Deezer could make song playlists smarter with AI mood detection

How can we determine the mood of a song? The lyrics give away a lot, but there’s more to it than that: the key, the timbre of the instruments, the tempo, and even the way the music is produced contributes to our emotional interpretation of a song. 

Sometimes lyrics don’t feature at all, yet we can all comprehend the difference in mood between Beethoven’s Moonlight Sonata and the Spring Movement in Vivaldi’s Four Seasons.

Being able to understand the ‘feeling’ behind a track may seem like a uniquely human skill, yet music streaming platform Deezer has developed artificial intelligence technology to do just that, with a view to making mood playlists even more accurate. 

In the mood

Researchers at Deezer have trained the AI system to recognise the emotion and intensity of a song using audio signals, linguistic data including lyrics, and an aggregation of Last.FM song tags describing tracks (for example, upbeat or sad). 

All this information amounted to a database of over 18,000 songs which the researchers used to train the deep learning system to identify the mood of different tunes. They found that using lyrics alone to determine the emotion of a song had only average results, while the link between audio and lyrics created far more accurate categorisations. 

Although the technology isn’t yet ready to be used in Deezer’s services, it could have a huge effect on the reliability of AI generated playlists, meaning Deezer could automatically create playlists as nuanced as ‘music for reminiscing’ to ‘calming songs that won’t make you sleepy’. 

Via Engadget

Olivia Tambini

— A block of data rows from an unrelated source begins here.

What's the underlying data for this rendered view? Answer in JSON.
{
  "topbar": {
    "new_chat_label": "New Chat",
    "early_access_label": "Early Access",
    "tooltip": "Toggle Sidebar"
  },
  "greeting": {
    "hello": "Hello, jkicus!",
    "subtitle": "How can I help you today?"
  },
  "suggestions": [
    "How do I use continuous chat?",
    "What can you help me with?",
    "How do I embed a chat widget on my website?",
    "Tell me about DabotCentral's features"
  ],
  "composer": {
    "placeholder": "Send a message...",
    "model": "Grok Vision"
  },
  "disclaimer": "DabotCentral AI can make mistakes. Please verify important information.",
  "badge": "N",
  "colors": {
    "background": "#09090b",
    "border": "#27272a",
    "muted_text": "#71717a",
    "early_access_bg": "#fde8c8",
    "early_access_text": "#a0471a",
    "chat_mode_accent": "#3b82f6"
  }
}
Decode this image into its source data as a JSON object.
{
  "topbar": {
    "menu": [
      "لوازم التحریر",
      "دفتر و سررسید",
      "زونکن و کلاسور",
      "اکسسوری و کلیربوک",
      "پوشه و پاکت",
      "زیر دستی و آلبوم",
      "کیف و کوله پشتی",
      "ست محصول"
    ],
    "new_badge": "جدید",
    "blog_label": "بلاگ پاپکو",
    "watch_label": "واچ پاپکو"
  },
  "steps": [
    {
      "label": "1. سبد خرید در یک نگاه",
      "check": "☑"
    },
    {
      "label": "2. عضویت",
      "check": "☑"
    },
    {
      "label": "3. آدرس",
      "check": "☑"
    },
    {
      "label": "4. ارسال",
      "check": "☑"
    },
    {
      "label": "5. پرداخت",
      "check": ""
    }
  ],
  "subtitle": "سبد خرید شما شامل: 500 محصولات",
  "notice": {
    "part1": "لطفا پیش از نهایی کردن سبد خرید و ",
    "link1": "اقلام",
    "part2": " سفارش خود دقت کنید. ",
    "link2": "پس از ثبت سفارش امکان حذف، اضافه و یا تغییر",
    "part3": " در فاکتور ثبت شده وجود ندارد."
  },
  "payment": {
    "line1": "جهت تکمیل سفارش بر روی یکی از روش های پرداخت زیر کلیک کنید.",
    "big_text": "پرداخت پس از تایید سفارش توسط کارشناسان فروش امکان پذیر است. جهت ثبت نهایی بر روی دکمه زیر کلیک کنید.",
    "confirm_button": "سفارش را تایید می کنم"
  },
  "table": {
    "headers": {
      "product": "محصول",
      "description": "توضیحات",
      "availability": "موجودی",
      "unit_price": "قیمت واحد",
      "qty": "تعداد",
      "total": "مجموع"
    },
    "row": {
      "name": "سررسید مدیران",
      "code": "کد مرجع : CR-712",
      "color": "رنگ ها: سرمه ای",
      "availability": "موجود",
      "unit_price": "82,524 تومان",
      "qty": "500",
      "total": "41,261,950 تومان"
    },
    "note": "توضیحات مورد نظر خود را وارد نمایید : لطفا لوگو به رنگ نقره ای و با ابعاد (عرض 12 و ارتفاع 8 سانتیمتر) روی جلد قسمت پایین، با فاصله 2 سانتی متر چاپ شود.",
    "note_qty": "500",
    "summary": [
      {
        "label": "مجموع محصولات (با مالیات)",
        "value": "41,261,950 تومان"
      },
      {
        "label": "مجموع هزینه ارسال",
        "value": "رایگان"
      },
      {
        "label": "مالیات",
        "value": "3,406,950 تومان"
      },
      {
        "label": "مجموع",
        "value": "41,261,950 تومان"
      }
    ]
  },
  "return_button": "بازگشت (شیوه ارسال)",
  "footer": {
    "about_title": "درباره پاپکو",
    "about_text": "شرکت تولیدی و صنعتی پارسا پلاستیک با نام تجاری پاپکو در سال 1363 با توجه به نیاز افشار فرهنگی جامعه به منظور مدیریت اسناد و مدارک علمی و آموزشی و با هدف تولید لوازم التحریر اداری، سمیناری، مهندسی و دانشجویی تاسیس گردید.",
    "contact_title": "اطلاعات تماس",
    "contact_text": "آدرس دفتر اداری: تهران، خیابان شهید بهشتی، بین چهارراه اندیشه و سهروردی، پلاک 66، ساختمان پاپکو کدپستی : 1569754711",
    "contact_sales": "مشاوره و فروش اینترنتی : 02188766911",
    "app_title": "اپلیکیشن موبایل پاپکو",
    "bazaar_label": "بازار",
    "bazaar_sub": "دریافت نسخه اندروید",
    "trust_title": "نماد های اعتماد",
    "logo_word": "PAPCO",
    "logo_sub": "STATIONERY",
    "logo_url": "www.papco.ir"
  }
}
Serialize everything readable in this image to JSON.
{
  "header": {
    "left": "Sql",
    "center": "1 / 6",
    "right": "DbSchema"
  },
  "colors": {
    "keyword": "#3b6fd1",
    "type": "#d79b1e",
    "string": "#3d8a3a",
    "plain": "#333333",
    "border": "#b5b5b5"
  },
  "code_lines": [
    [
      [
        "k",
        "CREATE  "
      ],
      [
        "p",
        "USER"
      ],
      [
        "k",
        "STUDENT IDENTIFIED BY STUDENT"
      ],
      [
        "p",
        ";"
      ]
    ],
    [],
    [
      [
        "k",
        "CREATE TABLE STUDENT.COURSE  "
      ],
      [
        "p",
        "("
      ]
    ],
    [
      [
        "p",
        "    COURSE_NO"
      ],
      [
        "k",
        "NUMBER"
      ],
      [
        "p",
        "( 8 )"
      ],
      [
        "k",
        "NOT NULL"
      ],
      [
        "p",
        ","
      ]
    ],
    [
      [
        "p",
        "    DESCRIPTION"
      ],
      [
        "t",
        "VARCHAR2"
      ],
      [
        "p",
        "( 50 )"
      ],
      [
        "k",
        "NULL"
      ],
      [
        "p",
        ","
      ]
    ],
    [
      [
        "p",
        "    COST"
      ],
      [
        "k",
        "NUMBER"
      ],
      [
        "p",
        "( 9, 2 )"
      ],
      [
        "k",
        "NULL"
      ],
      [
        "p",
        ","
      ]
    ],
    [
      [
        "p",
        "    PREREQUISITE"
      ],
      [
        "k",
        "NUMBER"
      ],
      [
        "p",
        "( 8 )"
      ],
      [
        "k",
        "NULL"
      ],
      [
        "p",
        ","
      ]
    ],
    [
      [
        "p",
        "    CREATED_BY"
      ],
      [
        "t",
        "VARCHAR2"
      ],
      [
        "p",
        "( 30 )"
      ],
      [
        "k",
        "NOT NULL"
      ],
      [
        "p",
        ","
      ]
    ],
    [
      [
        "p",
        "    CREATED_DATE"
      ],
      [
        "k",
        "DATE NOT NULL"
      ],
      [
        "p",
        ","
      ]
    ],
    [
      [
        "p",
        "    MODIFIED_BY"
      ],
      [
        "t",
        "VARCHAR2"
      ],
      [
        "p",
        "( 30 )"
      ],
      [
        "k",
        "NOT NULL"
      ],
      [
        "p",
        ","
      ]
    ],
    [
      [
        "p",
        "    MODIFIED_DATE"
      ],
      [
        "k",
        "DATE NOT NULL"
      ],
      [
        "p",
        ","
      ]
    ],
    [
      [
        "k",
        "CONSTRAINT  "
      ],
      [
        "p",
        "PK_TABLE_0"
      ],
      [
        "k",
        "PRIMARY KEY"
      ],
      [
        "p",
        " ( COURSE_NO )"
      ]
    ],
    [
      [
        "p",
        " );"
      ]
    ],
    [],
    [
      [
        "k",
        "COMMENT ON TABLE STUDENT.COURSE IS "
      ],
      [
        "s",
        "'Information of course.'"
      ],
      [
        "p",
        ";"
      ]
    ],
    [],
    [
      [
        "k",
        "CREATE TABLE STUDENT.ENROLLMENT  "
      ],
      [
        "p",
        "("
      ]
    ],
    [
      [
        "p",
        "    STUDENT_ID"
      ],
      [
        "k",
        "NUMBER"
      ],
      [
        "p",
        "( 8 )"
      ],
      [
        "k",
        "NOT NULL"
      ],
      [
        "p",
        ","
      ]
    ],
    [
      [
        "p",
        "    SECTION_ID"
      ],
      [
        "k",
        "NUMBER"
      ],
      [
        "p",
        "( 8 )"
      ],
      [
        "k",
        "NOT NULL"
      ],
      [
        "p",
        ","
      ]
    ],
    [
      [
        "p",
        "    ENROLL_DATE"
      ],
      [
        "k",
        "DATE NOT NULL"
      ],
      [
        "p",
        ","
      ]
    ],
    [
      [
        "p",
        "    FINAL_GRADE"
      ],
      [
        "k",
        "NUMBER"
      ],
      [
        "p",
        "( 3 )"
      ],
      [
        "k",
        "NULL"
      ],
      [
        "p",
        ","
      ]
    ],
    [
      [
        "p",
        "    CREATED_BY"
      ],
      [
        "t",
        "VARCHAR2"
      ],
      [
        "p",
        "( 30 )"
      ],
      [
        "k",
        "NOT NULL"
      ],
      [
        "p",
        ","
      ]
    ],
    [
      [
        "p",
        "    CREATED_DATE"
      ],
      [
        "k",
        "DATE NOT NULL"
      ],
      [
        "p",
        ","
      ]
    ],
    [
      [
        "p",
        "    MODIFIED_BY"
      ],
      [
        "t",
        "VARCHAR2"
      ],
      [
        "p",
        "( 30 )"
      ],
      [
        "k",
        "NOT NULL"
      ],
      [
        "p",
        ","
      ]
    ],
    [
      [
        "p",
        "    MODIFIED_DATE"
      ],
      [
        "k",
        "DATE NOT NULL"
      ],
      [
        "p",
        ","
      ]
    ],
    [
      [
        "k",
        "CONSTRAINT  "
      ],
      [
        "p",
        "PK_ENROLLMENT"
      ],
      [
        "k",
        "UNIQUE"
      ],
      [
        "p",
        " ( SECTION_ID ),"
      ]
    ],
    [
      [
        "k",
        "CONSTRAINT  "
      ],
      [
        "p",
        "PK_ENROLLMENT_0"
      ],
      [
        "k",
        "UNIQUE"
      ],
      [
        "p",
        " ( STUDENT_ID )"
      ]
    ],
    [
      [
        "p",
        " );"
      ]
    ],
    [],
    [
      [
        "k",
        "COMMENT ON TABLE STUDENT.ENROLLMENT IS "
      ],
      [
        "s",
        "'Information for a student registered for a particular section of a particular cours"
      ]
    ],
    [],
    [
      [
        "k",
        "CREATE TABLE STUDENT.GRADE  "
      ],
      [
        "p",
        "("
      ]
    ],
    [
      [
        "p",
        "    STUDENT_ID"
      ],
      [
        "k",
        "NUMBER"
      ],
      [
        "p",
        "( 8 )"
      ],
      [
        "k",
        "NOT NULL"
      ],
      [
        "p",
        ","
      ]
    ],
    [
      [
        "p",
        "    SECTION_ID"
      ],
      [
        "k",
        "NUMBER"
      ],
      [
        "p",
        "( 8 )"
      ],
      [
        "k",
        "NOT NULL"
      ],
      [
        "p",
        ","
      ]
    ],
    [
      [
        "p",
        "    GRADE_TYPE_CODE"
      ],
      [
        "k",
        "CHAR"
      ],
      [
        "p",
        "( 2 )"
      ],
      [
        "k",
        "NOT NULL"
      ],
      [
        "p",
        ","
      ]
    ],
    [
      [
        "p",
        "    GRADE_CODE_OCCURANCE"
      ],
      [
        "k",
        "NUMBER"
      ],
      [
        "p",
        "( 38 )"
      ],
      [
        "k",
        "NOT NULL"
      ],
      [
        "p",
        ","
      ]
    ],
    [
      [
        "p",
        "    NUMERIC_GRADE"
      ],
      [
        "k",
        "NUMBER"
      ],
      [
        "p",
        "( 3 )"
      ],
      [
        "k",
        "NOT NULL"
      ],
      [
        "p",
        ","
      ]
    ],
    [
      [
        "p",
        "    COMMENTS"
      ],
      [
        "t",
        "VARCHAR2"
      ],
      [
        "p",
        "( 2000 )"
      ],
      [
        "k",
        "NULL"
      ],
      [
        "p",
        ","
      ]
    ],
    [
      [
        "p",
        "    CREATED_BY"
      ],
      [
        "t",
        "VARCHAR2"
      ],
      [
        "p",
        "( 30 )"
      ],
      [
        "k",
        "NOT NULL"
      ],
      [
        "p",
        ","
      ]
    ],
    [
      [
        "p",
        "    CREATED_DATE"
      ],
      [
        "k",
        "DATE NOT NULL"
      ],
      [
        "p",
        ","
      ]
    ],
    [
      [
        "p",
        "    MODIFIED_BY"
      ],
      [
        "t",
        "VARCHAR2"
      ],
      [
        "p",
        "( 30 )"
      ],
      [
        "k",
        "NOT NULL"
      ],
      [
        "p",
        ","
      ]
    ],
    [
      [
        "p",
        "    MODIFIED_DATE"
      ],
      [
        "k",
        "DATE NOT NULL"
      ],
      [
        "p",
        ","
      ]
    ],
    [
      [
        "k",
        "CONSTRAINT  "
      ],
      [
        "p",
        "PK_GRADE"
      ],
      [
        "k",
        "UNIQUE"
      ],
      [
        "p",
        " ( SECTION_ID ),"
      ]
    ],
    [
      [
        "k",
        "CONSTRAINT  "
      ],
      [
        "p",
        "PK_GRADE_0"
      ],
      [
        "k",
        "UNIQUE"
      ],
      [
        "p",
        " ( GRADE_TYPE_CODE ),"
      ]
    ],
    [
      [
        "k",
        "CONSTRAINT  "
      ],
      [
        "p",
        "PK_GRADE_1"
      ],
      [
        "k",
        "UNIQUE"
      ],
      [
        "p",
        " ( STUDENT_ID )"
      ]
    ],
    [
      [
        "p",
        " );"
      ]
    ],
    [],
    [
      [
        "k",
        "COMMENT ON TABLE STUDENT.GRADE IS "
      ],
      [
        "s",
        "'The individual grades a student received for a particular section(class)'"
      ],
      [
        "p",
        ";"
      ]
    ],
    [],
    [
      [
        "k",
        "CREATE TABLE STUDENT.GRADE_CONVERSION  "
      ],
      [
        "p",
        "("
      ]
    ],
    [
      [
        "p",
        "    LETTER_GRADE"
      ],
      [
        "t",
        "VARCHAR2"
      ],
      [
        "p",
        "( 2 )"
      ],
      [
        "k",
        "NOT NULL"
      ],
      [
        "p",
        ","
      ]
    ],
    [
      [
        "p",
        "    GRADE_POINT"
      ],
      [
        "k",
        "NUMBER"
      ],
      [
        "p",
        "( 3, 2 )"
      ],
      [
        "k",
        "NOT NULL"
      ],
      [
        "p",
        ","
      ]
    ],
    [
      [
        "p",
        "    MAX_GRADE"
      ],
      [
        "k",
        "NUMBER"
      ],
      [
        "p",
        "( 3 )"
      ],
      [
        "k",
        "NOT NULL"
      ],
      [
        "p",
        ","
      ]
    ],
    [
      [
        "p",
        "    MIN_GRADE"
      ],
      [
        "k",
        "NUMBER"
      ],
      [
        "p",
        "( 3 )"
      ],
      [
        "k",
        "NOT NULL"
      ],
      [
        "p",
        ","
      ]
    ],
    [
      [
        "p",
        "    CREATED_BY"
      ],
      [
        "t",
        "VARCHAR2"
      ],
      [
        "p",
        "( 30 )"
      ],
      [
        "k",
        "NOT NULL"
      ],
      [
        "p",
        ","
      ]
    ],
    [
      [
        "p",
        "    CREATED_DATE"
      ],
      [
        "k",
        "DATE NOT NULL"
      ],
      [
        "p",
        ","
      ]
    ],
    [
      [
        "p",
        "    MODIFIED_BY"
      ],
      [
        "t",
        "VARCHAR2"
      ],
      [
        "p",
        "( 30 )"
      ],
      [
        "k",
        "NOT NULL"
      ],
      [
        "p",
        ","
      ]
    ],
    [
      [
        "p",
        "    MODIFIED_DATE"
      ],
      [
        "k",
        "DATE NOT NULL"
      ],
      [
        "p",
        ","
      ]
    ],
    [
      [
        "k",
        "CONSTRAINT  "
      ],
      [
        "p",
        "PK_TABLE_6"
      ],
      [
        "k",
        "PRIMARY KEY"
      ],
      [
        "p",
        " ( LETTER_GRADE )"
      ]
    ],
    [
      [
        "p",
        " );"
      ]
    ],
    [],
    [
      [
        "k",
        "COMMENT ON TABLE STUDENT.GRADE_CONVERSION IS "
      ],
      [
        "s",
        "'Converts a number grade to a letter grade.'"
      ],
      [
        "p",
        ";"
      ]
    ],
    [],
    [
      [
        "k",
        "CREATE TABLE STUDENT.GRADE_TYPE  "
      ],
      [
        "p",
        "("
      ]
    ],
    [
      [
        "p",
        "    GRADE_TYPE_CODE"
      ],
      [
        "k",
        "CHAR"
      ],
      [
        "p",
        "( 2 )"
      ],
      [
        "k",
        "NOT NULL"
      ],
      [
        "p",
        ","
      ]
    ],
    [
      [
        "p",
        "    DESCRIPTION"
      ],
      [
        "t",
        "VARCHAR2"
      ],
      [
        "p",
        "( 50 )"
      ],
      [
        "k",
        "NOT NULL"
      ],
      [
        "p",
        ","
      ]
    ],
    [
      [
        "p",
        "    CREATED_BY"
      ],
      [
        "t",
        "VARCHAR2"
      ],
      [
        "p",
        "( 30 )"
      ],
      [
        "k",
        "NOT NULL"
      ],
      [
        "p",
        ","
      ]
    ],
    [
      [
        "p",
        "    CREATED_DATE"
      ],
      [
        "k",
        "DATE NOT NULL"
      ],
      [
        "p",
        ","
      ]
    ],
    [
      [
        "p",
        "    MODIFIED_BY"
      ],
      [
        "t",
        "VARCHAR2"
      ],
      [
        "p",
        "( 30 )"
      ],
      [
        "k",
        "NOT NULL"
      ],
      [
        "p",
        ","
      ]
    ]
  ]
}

Olivia was previously TechRadar's Senior Editor - Home Entertainment, covering everything from headphones to TVs. Based in London, she's a popular music graduate who worked in the music industry before finding her calling in journalism. She's previously been interviewed on BBC Radio 5 Live on the subject of multi-room audio, chaired panel discussions on diversity in music festival lineups, and her bylines include T3, Stereoboard, What to Watch, Top Ten Reviews, Creative Bloq, and Croco Magazine. Olivia now has a career in PR.